A January chemical spill in West Virginia that left 300,000 without tap water was just the most recent episode of contamination in a state that has suffered more than its share. Bob Kincaid, a liberal radio host and co-founder of Appalachian Community Health Emergency, said in West Virginia “everything has been for sale to the highest bidder,” with the toll taken out on the health of the people who live there.
“We have sacrificed everything in order to enhance those corporate profits for people who are outside this state,” Kincaid said on MSNBC’s Melissa Harris-Perry. “Let’s understand that most of West Virginia is still owned, in excess of 90 percent, by out-of-state interests.”
That number jumped out at us and when we got in touch with Kincaid, he was quick to say he had made a mistake.
“The number is lower,” he said. But whatever the number, Kincaid said it wasn’t central to his point. “The germane fact remains that 300,000 human beings are involuntarily participating in an unconscionable experiment on them, and that is a terrifying reality.”
West Virginia has been rich in coal and timber and the trade-off of who benefits the most from mining and logging is a topic that has simmered for many decades in the state. A landmark 1974 study by a local investigative journalist found that absentee landlords owned or controlled two-thirds of the state’s private land. (That’s obviously well short of 90 percent.)
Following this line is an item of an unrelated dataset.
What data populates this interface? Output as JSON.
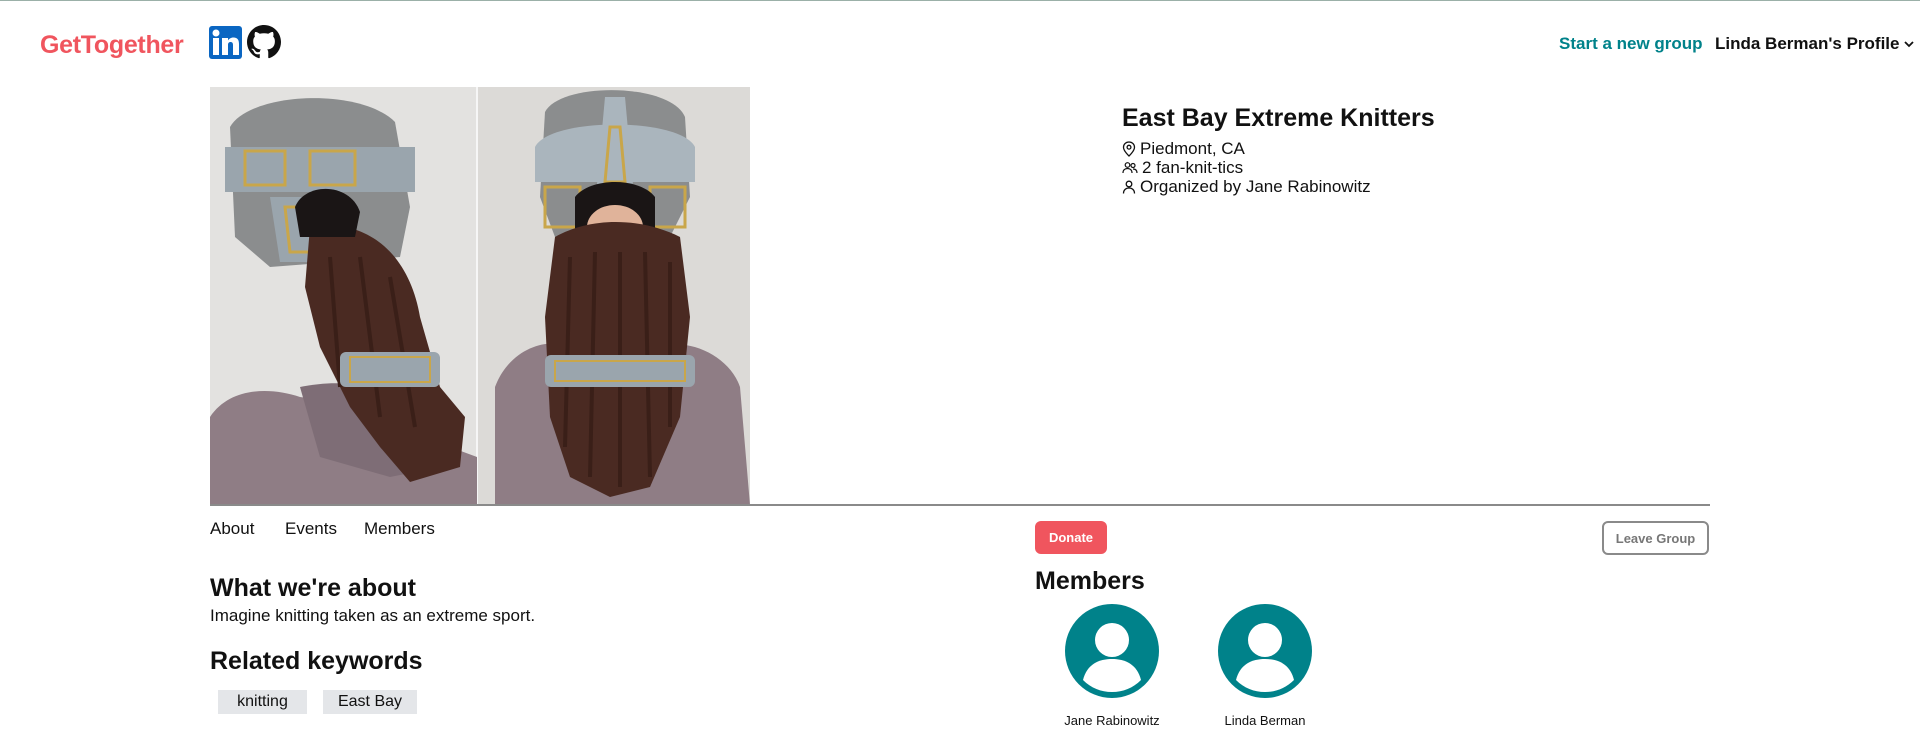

In 2013, a follow-up report from the West Virginia Center for Budget and Policy, a group that focuses on the needs of the moderate- and low-income people, and the American Friends Service Committee, found that the fraction of land concentrated in the hands of relatively few owners is much less today.
The 10 largest landowners are all headquartered out of state and they hold title to about 12 percent of the state’s private acreage.